What’s great about this plant is that it takes barely any effort to grow and can fill your home with lovely green ivies. Pothos is excellent at purifying the air and can give you an easy new hobby to distract yourself from negative thoughts.

Rhodiola rosea

This 2016 publication calls Rhodiola rosea a putative botanical antidepressant. That’s because its purified constituent, salidroside, has been shown to produce a variety of mediator interactions with hormones and neurotransmitters likely to be involved in the pathophysiology of depression.

In contrast to most conventional antidepressants, R. rosea extract appears to be well-tolerated in short-term studies with a favourable safety profile. So, why not grow some of this wonder plant at home when you’re fighting depression!

Conclusion

Here, we described over twenty of the best plants for depression. Before we began, we explained how plants can help with a mental health disorder like depression. Then, we described these plants in more detail.

The best plants to help you with depression are Aloe Vera, Lavender, Holy Basil, Lemon Balm, Anthurium, Chamomile, Lucky Bamboo, Chinese Evergreen, Jade Plant, Jasmine, Sage, Weeping Fig, Snake, Peace Lily, Pothos, Rhodiola rosea, Fern, English Ivy, Peace Lily, English Ivy, Areca Palm, and Chrysanthemum.

FAQs (Best Plants for Depression)

What flower helps with depression?

Any flower with bright-coloured petals or scented blossoms can do wonders to lift your spirits.
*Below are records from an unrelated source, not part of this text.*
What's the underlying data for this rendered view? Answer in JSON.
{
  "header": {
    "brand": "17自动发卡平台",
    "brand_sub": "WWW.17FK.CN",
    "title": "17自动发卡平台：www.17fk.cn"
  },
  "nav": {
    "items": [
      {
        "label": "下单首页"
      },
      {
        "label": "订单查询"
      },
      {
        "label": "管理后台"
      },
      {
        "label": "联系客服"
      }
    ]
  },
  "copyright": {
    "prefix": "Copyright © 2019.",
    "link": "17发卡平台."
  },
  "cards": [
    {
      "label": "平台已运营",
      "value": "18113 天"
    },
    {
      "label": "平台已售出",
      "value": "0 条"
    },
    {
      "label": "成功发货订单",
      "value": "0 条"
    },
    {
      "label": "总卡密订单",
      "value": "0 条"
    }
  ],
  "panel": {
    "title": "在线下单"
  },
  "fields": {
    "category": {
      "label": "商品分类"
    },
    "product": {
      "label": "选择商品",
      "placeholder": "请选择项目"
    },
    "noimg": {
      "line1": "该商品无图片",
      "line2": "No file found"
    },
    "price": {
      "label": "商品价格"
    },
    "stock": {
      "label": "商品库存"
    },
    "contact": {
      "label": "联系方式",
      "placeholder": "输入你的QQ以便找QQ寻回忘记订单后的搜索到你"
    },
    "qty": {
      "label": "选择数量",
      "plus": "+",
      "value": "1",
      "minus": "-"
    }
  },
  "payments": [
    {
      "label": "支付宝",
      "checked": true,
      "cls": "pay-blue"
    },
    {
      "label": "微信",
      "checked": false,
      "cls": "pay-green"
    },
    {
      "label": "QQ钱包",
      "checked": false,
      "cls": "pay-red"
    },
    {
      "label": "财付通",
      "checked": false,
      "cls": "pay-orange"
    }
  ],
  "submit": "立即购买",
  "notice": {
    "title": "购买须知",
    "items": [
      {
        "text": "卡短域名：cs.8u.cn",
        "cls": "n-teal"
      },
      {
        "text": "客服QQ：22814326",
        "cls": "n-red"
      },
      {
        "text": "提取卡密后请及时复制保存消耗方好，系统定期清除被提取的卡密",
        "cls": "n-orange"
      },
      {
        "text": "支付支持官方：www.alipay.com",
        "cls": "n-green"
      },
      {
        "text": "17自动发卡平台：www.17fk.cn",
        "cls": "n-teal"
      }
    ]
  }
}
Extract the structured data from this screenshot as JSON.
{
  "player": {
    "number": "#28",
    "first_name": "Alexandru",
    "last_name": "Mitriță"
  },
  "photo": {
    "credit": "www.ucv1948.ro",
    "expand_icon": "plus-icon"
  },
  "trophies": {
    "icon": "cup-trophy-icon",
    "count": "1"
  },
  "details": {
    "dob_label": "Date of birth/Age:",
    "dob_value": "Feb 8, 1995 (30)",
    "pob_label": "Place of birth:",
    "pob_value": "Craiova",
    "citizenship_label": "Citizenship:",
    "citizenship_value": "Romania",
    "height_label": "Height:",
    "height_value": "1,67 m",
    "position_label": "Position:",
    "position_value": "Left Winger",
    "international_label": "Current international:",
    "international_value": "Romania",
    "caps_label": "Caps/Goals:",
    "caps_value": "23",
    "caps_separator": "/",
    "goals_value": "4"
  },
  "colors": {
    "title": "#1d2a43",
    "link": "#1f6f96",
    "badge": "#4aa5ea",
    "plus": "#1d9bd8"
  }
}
If you’re struggling with depression, try growing some lilacs, pansies, jasmine, or lavender flowers as a coping strategy.

Do flowers cure depression?
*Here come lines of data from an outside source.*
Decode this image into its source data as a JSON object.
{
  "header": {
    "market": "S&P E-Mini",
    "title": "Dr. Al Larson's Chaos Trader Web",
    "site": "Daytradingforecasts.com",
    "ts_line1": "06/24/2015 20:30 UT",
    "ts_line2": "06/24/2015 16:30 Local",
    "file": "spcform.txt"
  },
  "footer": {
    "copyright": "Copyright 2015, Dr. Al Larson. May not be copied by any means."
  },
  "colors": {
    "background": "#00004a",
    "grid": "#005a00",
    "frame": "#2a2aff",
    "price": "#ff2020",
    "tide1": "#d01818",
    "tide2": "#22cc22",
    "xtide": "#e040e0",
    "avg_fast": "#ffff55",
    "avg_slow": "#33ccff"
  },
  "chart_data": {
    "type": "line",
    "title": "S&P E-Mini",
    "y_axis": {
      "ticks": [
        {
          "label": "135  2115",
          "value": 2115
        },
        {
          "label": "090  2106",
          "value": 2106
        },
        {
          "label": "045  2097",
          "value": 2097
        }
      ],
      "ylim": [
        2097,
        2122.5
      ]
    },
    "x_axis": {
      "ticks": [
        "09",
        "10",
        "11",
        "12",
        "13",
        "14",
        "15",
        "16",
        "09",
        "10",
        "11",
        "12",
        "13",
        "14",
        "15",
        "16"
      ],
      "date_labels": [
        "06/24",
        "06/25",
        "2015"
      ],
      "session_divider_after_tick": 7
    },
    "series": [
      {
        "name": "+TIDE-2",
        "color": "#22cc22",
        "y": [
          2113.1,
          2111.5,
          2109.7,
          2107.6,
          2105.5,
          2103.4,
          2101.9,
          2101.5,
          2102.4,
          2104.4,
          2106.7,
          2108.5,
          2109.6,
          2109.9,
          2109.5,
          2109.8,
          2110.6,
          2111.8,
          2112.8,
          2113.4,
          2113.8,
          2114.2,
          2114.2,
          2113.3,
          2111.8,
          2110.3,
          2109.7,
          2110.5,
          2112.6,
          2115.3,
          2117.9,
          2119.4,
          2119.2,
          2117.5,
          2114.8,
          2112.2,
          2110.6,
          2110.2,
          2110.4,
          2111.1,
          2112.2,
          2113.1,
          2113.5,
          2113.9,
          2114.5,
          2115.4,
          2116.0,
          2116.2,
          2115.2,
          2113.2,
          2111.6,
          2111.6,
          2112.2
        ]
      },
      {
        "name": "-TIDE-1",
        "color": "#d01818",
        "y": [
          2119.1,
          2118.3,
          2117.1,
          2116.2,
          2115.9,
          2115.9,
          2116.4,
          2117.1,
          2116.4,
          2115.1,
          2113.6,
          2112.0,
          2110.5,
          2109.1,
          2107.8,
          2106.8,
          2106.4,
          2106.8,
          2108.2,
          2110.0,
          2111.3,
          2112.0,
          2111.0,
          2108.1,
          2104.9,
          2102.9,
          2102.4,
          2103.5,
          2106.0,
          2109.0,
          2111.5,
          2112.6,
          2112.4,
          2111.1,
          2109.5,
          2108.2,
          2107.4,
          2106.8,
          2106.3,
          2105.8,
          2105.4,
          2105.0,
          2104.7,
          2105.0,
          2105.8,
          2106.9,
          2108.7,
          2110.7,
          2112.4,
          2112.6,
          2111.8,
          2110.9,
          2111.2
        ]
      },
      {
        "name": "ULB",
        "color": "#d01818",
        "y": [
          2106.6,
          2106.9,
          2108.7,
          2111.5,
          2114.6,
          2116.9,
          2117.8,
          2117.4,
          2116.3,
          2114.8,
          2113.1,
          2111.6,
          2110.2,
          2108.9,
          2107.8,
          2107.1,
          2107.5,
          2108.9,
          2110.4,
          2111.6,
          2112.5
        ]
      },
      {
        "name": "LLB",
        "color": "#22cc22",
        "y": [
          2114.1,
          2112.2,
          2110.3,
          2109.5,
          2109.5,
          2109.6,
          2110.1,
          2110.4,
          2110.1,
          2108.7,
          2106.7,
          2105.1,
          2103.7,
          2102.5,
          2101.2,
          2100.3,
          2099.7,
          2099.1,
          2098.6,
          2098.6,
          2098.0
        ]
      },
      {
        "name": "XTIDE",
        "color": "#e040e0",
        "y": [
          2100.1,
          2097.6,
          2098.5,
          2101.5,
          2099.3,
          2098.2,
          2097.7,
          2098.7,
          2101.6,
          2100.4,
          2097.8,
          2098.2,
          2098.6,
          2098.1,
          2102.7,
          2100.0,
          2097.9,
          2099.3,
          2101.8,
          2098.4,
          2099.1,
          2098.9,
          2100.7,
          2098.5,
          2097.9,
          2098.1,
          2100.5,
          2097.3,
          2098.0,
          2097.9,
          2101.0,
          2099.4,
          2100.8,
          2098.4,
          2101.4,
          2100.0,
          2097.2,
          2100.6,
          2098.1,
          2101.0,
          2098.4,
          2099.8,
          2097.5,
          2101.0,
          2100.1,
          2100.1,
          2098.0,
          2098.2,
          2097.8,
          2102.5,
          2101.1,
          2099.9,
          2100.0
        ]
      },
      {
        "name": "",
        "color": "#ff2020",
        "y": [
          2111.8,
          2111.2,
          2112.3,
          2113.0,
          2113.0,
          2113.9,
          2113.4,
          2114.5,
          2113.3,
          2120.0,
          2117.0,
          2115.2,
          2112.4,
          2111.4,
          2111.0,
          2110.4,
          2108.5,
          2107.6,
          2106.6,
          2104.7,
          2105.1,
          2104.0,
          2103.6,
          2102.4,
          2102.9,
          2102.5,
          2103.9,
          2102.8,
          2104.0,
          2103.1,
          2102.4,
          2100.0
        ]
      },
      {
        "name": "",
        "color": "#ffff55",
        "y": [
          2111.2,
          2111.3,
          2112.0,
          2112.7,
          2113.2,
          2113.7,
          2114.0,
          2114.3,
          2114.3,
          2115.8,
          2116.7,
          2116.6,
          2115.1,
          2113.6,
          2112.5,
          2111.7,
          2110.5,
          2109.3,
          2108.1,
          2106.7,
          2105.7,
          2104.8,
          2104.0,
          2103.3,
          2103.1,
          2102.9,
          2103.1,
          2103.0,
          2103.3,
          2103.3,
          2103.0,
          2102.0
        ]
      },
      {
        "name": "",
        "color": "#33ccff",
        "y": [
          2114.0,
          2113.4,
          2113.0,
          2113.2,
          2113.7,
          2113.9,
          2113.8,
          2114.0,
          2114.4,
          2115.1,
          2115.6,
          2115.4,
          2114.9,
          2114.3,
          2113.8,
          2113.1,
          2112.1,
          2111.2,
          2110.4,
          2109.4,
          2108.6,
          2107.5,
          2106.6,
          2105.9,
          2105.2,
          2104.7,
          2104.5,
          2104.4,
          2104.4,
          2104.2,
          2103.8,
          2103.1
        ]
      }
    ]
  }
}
Flowers cannot cure depression alone but they do contribute to the process of healing. They brighten the environment and fill it with sweet smells. Moreover, taking care of them is like a reminder for self-care, which often gets neglected when you have depression.

What is the flower for mental health?

In Australia, the Flannel flower is considered a symbol for the promotion of mental health awareness. It is the flower from an Australian bush that is known for its inherent strength and beauty. Because of this, it is seen as a metaphor for the beautiful struggle it takes to build resilience from mental health problems.

References